• WHAT YOU NEED TO DO
Each entry needs to be given again, character for character.

• TASK DATA

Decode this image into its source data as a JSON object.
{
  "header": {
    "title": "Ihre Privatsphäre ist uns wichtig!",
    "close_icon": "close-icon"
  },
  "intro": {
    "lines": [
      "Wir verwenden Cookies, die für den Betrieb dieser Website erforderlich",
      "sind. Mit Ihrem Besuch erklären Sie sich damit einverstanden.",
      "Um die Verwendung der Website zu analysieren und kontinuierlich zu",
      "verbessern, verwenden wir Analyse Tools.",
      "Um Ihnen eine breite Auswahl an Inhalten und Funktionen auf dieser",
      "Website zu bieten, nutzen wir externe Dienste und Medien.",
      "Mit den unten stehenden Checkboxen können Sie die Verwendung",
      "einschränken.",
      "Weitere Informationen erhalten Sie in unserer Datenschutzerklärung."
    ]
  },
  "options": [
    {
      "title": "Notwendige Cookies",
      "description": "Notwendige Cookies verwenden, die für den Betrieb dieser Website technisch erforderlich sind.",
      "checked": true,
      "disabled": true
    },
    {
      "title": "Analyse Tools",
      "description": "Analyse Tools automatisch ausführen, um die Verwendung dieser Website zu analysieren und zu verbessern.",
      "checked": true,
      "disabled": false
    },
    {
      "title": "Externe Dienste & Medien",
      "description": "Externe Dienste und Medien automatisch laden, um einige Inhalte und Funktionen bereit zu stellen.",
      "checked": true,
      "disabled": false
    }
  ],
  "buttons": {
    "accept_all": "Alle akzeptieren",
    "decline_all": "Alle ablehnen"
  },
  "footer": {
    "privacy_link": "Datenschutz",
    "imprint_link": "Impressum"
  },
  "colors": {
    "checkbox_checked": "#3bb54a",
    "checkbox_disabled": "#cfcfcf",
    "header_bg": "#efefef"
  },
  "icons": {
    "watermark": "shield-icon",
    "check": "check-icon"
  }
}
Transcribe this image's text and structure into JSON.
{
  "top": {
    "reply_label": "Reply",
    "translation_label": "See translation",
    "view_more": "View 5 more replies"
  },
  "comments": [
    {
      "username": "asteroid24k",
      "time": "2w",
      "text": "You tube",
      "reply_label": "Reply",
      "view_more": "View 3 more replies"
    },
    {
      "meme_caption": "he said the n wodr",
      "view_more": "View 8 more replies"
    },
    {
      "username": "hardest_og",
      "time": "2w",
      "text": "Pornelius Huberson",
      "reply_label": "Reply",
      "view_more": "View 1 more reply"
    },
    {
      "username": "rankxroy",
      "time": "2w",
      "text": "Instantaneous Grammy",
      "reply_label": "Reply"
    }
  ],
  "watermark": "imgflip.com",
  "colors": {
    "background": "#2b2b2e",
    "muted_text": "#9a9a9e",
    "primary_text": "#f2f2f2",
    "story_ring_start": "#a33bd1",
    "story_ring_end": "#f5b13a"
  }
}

• RESULT OF THE TASK
Decode this image into its source data as a JSON object.
{
  "header": {
    "title": "Ihre Privatsphäre ist uns wichtig!",
    "close_icon": "close-icon"
  },
  "intro": {
    "lines": [
      "Wir verwenden Cookies, die für den Betrieb dieser Website erforderlich",
      "sind. Mit Ihrem Besuch erklären Sie sich damit einverstanden.",
      "Um die Verwendung der Website zu analysieren und kontinuierlich zu",
      "verbessern, verwenden wir Analyse Tools.",
      "Um Ihnen eine breite Auswahl an Inhalten und Funktionen auf dieser",
      "Website zu bieten, nutzen wir externe Dienste und Medien.",
      "Mit den unten stehenden Checkboxen können Sie die Verwendung",
      "einschränken.",
      "Weitere Informationen erhalten Sie in unserer Datenschutzerklärung."
    ]
  },
  "options": [
    {
      "title": "Notwendige Cookies",
      "description": "Notwendige Cookies verwenden, die für den Betrieb dieser Website technisch erforderlich sind.",
      "checked": true,
      "disabled": true
    },
    {
      "title": "Analyse Tools",
      "description": "Analyse Tools automatisch ausführen, um die Verwendung dieser Website zu analysieren und zu verbessern.",
      "checked": true,
      "disabled": false
    },
    {
      "title": "Externe Dienste & Medien",
      "description": "Externe Dienste und Medien automatisch laden, um einige Inhalte und Funktionen bereit zu stellen.",
      "checked": true,
      "disabled": false
    }
  ],
  "buttons": {
    "accept_all": "Alle akzeptieren",
    "decline_all": "Alle ablehnen"
  },
  "footer": {
    "privacy_link": "Datenschutz",
    "imprint_link": "Impressum"
  },
  "colors": {
    "checkbox_checked": "#3bb54a",
    "checkbox_disabled": "#cfcfcf",
    "header_bg": "#efefef"
  },
  "icons": {
    "watermark": "shield-icon",
    "check": "check-icon"
  }
}
Transcribe this image's text and structure into JSON.
{
  "top": {
    "reply_label": "Reply",
    "translation_label": "See translation",
    "view_more": "View 5 more replies"
  },
  "comments": [
    {
      "username": "asteroid24k",
      "time": "2w",
      "text": "You tube",
      "reply_label": "Reply",
      "view_more": "View 3 more replies"
    },
    {
      "meme_caption": "he said the n wodr",
      "view_more": "View 8 more replies"
    },
    {
      "username": "hardest_og",
      "time": "2w",
      "text": "Pornelius Huberson",
      "reply_label": "Reply",
      "view_more": "View 1 more reply"
    },
    {
      "username": "rankxroy",
      "time": "2w",
      "text": "Instantaneous Grammy",
      "reply_label": "Reply"
    }
  ],
  "watermark": "imgflip.com",
  "colors": {
    "background": "#2b2b2e",
    "muted_text": "#9a9a9e",
    "primary_text": "#f2f2f2",
    "story_ring_start": "#a33bd1",
    "story_ring_end": "#f5b13a"
  }
}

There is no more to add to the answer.